* DIRECTIONS FOR THIS TASK
Using the listing below, report all lines holding the word "MENUBAR".
|---|
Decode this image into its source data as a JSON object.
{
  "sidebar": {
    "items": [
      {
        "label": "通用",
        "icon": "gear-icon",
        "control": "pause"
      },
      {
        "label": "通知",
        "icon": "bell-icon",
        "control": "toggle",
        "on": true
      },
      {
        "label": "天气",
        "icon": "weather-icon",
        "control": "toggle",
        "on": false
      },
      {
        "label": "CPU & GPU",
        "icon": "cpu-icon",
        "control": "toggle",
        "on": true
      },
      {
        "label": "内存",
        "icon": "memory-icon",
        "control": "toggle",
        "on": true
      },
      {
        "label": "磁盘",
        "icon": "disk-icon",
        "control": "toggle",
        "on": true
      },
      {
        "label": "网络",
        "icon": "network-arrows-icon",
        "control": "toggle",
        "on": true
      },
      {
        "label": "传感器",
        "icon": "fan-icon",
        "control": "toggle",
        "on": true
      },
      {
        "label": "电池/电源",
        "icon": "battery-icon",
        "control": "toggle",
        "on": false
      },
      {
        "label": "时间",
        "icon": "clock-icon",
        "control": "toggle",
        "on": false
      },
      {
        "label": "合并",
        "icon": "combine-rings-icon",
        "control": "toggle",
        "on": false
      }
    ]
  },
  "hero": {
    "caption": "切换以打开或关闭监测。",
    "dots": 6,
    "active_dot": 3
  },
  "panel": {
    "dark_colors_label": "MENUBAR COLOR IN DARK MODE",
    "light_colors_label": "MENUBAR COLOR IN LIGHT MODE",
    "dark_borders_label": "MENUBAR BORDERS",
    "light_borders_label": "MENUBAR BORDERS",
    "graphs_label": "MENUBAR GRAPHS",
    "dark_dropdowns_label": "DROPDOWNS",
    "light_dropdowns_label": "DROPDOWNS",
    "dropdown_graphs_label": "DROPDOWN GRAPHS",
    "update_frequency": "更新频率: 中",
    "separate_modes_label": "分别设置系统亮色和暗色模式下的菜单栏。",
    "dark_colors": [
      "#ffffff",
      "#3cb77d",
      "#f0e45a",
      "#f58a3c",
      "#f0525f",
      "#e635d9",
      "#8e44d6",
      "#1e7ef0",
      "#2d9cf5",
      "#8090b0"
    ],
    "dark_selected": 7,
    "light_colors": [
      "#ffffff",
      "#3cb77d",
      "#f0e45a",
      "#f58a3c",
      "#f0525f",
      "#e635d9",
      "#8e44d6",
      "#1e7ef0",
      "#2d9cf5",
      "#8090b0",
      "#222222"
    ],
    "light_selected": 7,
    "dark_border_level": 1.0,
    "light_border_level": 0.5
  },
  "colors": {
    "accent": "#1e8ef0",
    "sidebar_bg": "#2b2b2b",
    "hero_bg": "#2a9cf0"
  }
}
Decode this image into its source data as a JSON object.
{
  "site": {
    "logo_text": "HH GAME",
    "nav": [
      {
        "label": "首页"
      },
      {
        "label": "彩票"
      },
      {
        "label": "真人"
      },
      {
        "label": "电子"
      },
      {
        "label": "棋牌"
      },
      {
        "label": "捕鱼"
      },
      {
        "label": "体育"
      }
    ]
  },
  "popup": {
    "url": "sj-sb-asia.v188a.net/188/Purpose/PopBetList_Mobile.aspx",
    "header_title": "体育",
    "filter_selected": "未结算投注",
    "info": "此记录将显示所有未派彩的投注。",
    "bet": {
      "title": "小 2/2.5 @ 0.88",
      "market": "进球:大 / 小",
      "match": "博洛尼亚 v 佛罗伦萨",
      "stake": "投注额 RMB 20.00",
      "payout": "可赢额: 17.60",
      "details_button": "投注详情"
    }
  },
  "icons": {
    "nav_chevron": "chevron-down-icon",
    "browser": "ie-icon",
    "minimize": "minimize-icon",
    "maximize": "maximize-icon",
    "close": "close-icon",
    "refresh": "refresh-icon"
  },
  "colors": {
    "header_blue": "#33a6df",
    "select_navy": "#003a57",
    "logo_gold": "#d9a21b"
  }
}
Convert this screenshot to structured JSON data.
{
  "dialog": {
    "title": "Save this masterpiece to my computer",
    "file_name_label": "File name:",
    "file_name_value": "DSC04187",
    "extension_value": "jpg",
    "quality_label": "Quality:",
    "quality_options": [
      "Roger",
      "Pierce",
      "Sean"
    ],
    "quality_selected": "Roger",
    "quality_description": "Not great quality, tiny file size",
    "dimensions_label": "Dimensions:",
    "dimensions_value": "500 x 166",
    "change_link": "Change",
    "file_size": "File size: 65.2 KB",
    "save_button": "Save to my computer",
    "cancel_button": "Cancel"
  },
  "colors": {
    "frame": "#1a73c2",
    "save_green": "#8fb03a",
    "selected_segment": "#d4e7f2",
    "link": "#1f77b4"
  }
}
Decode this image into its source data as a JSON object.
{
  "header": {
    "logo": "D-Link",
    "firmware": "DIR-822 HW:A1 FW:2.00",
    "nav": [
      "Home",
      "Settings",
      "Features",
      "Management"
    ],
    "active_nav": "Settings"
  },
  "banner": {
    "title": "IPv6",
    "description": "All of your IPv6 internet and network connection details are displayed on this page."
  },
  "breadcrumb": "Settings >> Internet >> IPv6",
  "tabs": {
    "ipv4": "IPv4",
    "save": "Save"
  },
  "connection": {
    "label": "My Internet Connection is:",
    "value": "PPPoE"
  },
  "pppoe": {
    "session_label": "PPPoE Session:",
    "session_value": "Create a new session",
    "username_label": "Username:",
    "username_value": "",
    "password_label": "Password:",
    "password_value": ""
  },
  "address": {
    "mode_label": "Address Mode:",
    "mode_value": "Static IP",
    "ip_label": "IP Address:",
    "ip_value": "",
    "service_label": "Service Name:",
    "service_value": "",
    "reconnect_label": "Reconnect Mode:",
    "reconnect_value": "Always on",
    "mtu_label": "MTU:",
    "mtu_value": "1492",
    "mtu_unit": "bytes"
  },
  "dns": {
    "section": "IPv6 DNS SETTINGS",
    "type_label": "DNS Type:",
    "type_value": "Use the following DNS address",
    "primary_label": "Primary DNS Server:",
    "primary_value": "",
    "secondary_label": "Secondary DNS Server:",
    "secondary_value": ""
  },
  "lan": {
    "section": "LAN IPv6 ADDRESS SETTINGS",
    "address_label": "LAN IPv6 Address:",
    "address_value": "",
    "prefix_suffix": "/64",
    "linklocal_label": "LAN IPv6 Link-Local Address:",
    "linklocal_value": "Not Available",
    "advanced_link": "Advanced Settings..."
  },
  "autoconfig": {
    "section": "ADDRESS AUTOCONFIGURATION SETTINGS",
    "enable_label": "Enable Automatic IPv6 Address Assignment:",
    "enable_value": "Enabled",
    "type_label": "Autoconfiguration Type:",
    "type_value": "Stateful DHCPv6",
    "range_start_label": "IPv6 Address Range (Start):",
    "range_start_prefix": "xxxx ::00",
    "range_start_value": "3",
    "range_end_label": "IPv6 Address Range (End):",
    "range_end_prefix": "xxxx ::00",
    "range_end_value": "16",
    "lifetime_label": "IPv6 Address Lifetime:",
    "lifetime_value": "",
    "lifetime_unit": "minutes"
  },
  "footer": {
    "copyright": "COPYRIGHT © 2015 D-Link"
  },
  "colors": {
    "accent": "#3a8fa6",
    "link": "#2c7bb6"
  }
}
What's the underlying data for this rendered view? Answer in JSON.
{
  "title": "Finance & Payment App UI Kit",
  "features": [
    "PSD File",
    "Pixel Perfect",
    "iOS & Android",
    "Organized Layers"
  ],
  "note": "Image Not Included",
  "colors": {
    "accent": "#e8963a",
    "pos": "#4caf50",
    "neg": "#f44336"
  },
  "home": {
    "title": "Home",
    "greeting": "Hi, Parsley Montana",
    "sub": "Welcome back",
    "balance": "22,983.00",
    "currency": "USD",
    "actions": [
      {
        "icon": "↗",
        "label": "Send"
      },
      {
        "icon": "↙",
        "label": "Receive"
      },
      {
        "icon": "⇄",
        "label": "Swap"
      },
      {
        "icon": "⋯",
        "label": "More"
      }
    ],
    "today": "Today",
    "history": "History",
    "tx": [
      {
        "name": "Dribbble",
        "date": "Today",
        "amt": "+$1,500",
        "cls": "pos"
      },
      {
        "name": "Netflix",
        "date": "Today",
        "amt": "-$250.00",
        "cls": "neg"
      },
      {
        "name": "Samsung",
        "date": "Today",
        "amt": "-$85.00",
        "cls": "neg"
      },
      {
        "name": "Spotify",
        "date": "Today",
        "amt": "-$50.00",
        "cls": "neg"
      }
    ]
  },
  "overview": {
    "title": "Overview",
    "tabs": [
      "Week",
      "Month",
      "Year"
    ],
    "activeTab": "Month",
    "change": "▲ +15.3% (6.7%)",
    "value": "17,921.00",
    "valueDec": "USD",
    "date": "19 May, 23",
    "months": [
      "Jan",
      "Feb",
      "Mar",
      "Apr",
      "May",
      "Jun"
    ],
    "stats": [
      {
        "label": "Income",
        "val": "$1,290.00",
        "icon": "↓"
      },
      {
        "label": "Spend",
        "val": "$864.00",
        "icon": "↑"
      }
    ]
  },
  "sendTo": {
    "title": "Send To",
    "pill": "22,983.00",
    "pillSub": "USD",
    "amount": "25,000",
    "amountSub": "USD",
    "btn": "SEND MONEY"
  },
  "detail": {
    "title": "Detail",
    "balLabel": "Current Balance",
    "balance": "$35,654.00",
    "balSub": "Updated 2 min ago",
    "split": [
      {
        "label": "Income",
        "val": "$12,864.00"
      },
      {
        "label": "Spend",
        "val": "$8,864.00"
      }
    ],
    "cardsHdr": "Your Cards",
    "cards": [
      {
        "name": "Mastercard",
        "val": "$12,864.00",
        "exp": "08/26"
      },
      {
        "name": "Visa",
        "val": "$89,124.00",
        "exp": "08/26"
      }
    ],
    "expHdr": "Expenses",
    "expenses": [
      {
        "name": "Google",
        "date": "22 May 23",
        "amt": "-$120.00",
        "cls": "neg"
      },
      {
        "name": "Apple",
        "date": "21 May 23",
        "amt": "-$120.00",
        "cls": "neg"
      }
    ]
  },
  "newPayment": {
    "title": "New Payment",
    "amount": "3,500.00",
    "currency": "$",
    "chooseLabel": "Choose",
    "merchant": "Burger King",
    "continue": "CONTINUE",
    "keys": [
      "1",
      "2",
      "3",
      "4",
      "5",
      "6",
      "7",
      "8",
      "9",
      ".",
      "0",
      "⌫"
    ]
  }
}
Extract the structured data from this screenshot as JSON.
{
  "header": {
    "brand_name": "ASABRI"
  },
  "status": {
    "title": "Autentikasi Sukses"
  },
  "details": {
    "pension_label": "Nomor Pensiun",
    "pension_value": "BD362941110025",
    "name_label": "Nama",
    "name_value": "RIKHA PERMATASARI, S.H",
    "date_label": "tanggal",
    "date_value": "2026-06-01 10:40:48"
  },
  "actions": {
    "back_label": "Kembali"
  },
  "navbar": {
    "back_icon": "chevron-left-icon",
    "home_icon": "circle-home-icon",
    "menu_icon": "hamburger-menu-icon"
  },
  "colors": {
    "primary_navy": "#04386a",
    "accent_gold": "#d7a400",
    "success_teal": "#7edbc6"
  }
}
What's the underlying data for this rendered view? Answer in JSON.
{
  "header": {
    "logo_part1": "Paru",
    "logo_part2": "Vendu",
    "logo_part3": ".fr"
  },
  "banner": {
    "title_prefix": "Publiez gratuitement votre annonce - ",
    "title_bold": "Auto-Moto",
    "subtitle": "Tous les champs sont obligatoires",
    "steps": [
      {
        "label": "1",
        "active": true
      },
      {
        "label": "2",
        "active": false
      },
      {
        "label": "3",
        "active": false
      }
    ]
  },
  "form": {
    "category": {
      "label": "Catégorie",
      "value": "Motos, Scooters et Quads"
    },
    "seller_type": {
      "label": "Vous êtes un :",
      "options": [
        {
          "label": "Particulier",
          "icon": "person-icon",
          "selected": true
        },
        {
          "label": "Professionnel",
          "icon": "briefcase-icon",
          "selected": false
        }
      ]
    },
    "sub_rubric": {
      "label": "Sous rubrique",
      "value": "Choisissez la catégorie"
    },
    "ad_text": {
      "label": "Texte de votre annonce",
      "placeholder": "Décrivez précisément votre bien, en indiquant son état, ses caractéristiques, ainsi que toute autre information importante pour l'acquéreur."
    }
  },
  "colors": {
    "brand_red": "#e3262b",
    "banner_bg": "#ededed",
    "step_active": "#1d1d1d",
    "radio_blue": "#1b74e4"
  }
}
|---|
* EXERCISE RESULT
    "dark_colors_label": "MENUBAR COLOR IN DARK MODE",
    "light_colors_label": "MENUBAR COLOR IN LIGHT MODE",
    "dark_borders_label": "MENUBAR BORDERS",
    "light_borders_label": "MENUBAR BORDERS",
    "graphs_label": "MENUBAR GRAPHS",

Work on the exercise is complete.